While the amendment has been very much welcomed in the circumstances, it has not been without concern that it could increase the risk of a will dispute further down the line.
Clear line of sight
The Ministry of Justice has issued the following guidance on signing Wills remotely:
“By law, the witnesses must see the Will-maker (or someone signing at their direction, on their behalf) signing the Will. Before signing, the Will-maker should ensure that the witnesses can see them actually writing their signature on the Will, not just their head and shoulders.”
With the practical problems we have all faced with webcams freezing or internet connections failing, it is easy to foresee the risk of a challenge to the validity of a will on the basis that the act of signing may not have been visually witnessed by all .

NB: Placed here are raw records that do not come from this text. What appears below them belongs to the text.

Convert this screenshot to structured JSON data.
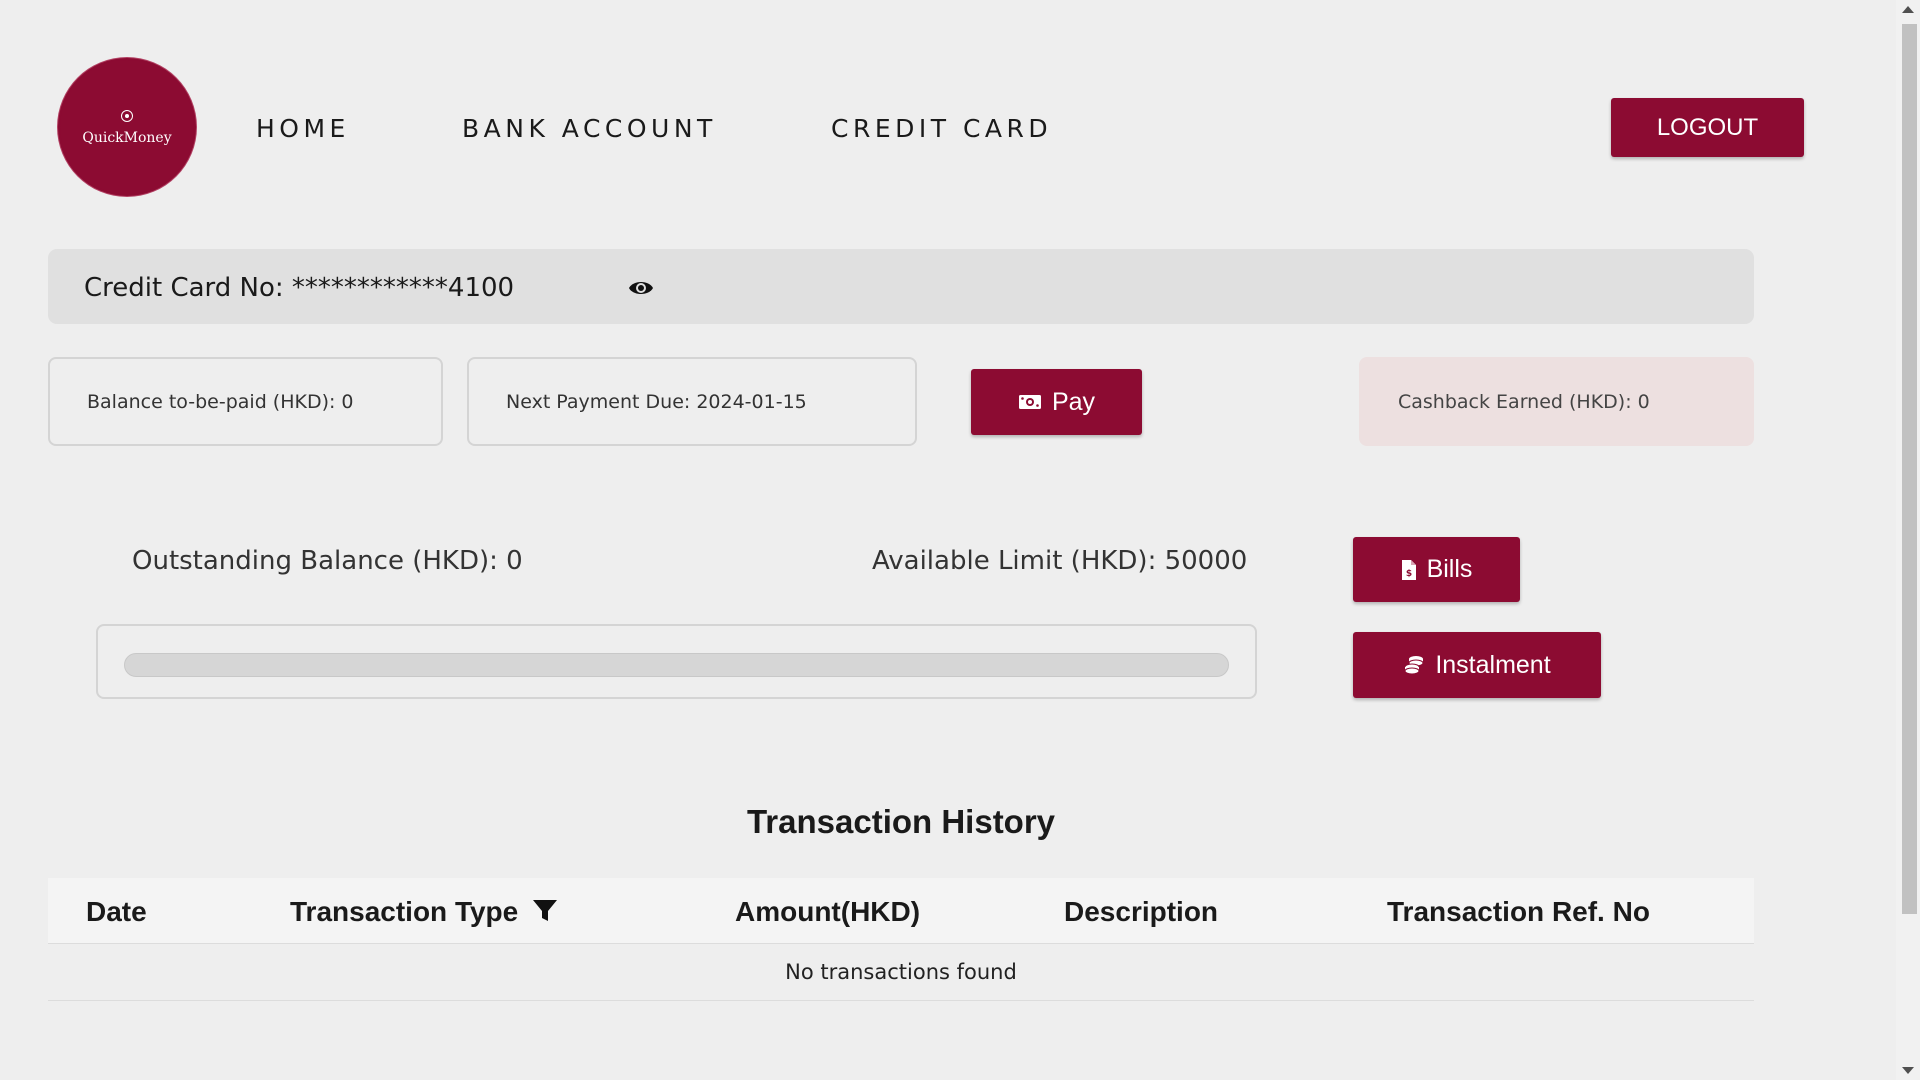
{
  "brand": {
    "name": "QuickMoney",
    "color": "#8c0b32"
  },
  "nav": {
    "items": [
      {
        "label": "HOME"
      },
      {
        "label": "BANK ACCOUNT"
      },
      {
        "label": "CREDIT CARD"
      }
    ],
    "logout_label": "LOGOUT"
  },
  "card": {
    "label": "Credit Card No: ************4100",
    "toggle_icon": "eye-icon"
  },
  "summary": {
    "balance_to_be_paid": "Balance to-be-paid (HKD): 0",
    "next_payment_due": "Next Payment Due: 2024-01-15",
    "pay_label": "Pay",
    "pay_icon": "money-bill-icon",
    "cashback": "Cashback Earned (HKD): 0"
  },
  "limits": {
    "outstanding": "Outstanding Balance (HKD): 0",
    "available": "Available Limit (HKD): 50000",
    "usage_fraction": 0
  },
  "actions": {
    "bills_label": "Bills",
    "bills_icon": "file-invoice-dollar-icon",
    "instalment_label": "Instalment",
    "instalment_icon": "coins-icon"
  },
  "transactions": {
    "title": "Transaction History",
    "columns": [
      "Date",
      "Transaction Type",
      "Amount(HKD)",
      "Description",
      "Transaction Ref. No"
    ],
    "filter_icon": "filter-icon",
    "empty_message": "No transactions found",
    "rows": []
  }
}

Once the testator has signed, the Will needs to be physically sent to the witnesses, which means it will need to be delivered to them one way or another. The introduction of delay carries with it risk, particularly in the case of an elderly, ill or vulnerable testator and there is also possibility of the Will going astray in the post altogether, and.
If the testator dies or loses capacity before both witnesses have signed then the Will is invalid.
Undue influence, fraud and abuse
The fact that the testator is physically separated from the witnesses creates the obvious risks of undue influence and fraud.
In videoconference, the witnesses will only be able to see what is being captured in the frame, which means there is the risk that someone could be hidden off camera. It is also possible that the Will could be intercepted in transit from the testator to the witnesses. Both scenarios would of course raise questions over the Will’s validity.
Whilst the temporary amendment has undoubtedly proved helpful in allowing those most vulnerable to COVID-19 to execute a Will, in order to mitigate a risk of a challenge we would recommend testators to consider having their Wills re-executed in the traditional way once it is safe for them to do so.
For more information on the article above, please contact our Disputed Wills & Trusts team.